Pull every "method" line out of the data below.

□ □ □ □

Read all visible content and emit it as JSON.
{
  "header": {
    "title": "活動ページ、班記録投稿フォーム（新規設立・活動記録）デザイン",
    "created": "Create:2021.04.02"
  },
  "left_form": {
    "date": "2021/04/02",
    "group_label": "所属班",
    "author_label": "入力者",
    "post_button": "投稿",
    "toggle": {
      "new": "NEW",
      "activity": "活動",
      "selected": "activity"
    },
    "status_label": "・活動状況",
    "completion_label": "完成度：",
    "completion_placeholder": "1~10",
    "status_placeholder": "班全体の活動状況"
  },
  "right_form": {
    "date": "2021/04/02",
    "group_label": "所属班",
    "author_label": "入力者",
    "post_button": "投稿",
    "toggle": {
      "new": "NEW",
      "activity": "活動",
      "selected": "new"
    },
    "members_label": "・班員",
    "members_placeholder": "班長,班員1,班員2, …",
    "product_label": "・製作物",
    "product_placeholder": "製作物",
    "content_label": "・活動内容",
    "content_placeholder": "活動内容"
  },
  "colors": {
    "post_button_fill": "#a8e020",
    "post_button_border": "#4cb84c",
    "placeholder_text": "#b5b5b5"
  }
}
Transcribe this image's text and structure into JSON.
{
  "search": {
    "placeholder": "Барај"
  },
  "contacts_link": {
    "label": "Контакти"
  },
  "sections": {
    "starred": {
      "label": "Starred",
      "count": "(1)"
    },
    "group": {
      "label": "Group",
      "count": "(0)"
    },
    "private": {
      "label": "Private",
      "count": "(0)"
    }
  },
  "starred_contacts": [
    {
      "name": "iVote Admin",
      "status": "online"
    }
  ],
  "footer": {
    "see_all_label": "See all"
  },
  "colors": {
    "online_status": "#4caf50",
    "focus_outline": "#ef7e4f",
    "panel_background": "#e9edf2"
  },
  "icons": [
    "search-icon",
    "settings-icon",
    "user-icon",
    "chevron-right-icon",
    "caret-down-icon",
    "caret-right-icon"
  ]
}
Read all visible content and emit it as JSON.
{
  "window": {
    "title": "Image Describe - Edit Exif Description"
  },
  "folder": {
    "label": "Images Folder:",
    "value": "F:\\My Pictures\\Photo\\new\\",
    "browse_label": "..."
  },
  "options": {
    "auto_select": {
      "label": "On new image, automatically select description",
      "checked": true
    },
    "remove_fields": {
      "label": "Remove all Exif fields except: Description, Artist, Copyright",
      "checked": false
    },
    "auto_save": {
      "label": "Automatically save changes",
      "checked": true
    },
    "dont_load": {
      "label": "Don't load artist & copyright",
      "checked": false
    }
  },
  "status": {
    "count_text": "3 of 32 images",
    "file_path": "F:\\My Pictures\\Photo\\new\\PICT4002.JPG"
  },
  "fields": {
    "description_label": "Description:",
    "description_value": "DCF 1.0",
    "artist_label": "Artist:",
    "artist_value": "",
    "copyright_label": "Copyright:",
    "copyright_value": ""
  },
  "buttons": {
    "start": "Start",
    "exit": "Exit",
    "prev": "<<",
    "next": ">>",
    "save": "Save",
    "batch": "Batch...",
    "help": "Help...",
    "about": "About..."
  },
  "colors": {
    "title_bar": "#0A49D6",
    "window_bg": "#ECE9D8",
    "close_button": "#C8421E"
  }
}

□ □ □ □

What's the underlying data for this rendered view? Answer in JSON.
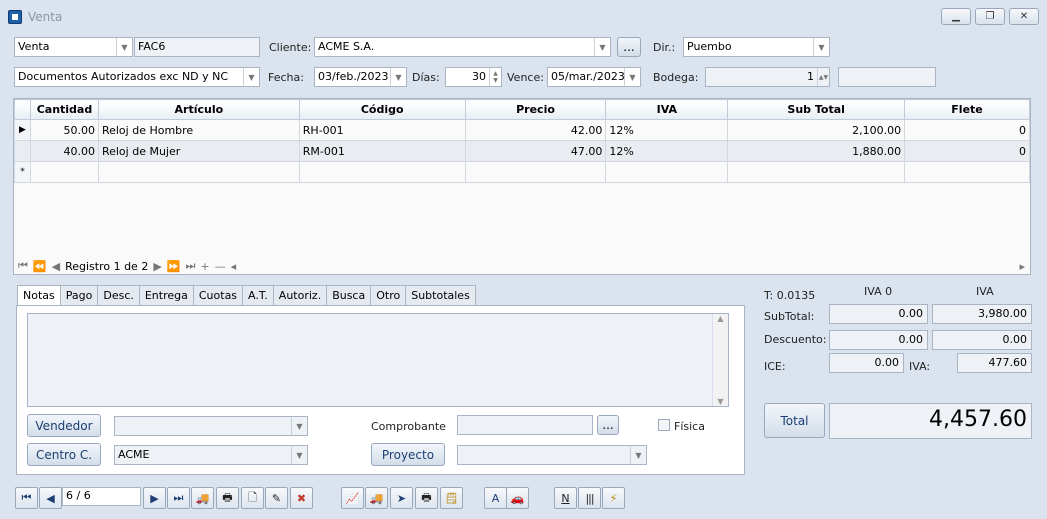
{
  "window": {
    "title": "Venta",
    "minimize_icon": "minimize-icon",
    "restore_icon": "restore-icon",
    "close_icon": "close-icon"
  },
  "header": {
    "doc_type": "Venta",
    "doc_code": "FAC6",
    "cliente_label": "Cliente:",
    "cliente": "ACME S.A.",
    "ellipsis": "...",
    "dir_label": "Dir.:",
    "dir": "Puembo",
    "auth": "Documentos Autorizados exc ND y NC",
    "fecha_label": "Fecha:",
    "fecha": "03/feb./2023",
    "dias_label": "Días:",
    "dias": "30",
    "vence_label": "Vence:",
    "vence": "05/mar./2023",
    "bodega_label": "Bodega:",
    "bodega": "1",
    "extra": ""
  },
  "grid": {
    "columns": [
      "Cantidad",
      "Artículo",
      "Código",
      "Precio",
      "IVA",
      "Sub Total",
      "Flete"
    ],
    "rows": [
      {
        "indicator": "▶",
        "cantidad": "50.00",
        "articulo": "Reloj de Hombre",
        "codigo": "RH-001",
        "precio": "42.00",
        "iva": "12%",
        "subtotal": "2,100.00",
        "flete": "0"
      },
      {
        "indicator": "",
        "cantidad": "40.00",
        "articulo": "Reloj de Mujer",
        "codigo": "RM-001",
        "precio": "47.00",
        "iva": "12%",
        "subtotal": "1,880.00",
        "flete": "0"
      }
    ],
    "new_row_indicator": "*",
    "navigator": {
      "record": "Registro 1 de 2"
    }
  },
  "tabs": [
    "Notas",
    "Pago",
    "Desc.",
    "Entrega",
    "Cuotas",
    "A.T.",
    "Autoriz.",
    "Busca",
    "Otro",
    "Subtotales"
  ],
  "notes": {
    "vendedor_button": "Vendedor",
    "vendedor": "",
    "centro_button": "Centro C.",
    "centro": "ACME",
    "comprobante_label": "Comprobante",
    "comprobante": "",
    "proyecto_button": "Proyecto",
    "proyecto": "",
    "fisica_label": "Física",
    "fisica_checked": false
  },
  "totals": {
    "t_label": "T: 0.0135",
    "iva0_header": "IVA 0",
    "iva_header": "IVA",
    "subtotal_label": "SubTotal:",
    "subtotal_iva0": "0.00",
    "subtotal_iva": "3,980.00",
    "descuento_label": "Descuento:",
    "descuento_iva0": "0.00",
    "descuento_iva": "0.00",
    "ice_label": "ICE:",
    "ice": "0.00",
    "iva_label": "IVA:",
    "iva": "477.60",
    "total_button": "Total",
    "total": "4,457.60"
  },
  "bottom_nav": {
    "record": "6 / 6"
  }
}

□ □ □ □

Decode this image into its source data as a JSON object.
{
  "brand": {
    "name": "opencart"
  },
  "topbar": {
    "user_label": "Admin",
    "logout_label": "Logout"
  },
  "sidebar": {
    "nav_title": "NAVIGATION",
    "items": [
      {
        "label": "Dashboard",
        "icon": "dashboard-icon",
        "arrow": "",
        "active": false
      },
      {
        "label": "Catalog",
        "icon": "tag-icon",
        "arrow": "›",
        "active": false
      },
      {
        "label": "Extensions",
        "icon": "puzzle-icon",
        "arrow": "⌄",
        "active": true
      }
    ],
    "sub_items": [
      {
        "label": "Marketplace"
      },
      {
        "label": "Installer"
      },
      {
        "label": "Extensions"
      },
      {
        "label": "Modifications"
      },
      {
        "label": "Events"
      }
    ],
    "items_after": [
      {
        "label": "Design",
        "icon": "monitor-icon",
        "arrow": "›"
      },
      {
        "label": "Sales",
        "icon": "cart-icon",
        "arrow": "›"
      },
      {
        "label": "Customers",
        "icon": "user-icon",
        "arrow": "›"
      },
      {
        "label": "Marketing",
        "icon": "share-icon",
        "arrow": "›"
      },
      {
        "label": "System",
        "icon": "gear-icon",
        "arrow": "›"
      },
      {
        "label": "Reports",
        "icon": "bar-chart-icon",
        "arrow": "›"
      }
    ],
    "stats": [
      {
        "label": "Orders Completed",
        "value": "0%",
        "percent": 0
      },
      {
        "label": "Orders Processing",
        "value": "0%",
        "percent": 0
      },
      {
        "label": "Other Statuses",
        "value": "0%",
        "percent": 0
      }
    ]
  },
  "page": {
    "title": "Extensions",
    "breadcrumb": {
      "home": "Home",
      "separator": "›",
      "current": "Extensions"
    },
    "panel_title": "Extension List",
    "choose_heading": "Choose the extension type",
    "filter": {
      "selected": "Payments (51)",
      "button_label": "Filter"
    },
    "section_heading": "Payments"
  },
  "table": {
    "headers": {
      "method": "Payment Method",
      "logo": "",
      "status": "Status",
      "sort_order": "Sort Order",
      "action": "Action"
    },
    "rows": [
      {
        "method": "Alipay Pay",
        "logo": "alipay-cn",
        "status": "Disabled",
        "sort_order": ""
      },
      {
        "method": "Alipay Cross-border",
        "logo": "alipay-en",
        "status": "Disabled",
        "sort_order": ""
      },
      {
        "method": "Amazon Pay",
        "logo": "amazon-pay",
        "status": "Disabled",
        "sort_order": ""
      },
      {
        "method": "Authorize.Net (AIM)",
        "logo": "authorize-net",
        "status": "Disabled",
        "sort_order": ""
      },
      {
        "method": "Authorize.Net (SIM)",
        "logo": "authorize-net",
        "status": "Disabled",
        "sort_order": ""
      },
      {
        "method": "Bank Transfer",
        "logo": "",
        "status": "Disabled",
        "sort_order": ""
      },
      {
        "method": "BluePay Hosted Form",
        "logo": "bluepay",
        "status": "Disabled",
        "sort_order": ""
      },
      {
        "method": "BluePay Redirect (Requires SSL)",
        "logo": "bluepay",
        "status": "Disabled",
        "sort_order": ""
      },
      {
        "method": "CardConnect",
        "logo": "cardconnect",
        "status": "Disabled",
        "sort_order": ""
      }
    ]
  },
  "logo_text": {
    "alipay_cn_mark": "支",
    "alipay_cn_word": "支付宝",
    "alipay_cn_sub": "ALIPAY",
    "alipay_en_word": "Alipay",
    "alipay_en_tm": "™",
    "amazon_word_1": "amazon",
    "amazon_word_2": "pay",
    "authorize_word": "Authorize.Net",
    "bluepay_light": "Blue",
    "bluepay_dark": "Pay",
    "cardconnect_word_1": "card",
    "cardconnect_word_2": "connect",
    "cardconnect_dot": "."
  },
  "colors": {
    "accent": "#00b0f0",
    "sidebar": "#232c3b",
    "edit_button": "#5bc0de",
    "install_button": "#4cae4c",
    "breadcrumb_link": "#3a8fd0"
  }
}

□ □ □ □

WRITTEN ANSWER
      "method": "Payment Method",
        "method": "Alipay Pay",
        "method": "Alipay Cross-border",
        "method": "Amazon Pay",
        "method": "Authorize.Net (AIM)",
        "method": "Authorize.Net (SIM)",
        "method": "Bank Transfer",
        "method": "BluePay Hosted Form",
        "method": "BluePay Redirect (Requires SSL)",
        "method": "CardConnect",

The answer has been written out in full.